CHARLOTTE, N.C. -- Thursday morning, the members of the Hidden Valley Kings were in a Mecklenburg County Courtroom fighting a civil injunction.
It’s a new tactic in the war against gang violence, one that has never been tried in North Carolina before.
“What I hope it means for the folks in Hidden Valley is they get to breathe a little easier, and they understand that people are watching and making sure that people can get out in their neighborhood,” said Charlotte-Mecklenburg Police Attorney Mark Newbold.
Judge Richard Bonner granted the injunction. Several alleged gang members were in court and they denied being involved.
"When the Hidden Valley Kings were taken out of Hidden Valley, this boy was 13 years old he didn't know a thing about it," said Wendell McCain Sr., who defended his son.
Wendell Jr. is one of the people named in the injunction along with Cordell Blair. They claim to own a Record Company called ICEE-MONEY.
“I’ve never been the leader of any gang, I encourage kids to do good, stay in school and do something positive with your life,” said Blair.

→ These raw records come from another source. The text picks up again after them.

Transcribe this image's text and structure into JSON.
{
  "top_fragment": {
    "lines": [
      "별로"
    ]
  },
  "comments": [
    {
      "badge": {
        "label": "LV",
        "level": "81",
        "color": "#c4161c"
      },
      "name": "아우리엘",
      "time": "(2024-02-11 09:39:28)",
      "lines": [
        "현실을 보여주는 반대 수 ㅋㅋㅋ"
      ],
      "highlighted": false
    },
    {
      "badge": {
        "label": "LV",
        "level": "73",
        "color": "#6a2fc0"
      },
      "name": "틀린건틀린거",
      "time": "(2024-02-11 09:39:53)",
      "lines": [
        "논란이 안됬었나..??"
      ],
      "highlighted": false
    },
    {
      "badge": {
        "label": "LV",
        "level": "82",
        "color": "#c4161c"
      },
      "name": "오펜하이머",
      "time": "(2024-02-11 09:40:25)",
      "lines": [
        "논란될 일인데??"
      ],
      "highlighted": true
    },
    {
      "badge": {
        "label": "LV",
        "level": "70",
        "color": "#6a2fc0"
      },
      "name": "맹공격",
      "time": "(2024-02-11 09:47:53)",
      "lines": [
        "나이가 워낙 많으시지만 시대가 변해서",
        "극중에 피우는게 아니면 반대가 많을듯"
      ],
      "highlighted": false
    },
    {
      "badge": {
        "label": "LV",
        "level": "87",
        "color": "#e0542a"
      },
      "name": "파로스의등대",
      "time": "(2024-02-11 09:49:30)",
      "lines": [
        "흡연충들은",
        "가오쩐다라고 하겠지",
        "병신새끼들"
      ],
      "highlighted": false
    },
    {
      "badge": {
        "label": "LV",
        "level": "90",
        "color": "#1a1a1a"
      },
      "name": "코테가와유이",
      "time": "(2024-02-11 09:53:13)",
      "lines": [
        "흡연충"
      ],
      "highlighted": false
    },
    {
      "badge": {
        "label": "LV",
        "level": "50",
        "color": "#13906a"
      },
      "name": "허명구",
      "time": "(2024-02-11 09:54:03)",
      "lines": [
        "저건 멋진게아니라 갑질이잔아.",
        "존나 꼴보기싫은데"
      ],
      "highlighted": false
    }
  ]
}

The injunction is designed to stop alleged gang members from hanging out with each other and doing gang business, like selling drugs, committing robberies and defending their turf.
McCain and Blair told reporters that they did not own and weapons, never used any, and have never robbed anybody.
“The only charge I ever had was possession of marijuana, never had any violent crimes,” said Wendell McCain Jr.
Newbold said the rap videos produced by the alleged gang speak for themselves. "It's an admission and a way to intimidate, coerce and bring people into the gang. I don't believe a word he says," said the attorney.
Several additional hearings are expected in the process, but officers should be able to use their new powers against the gang almost immediately.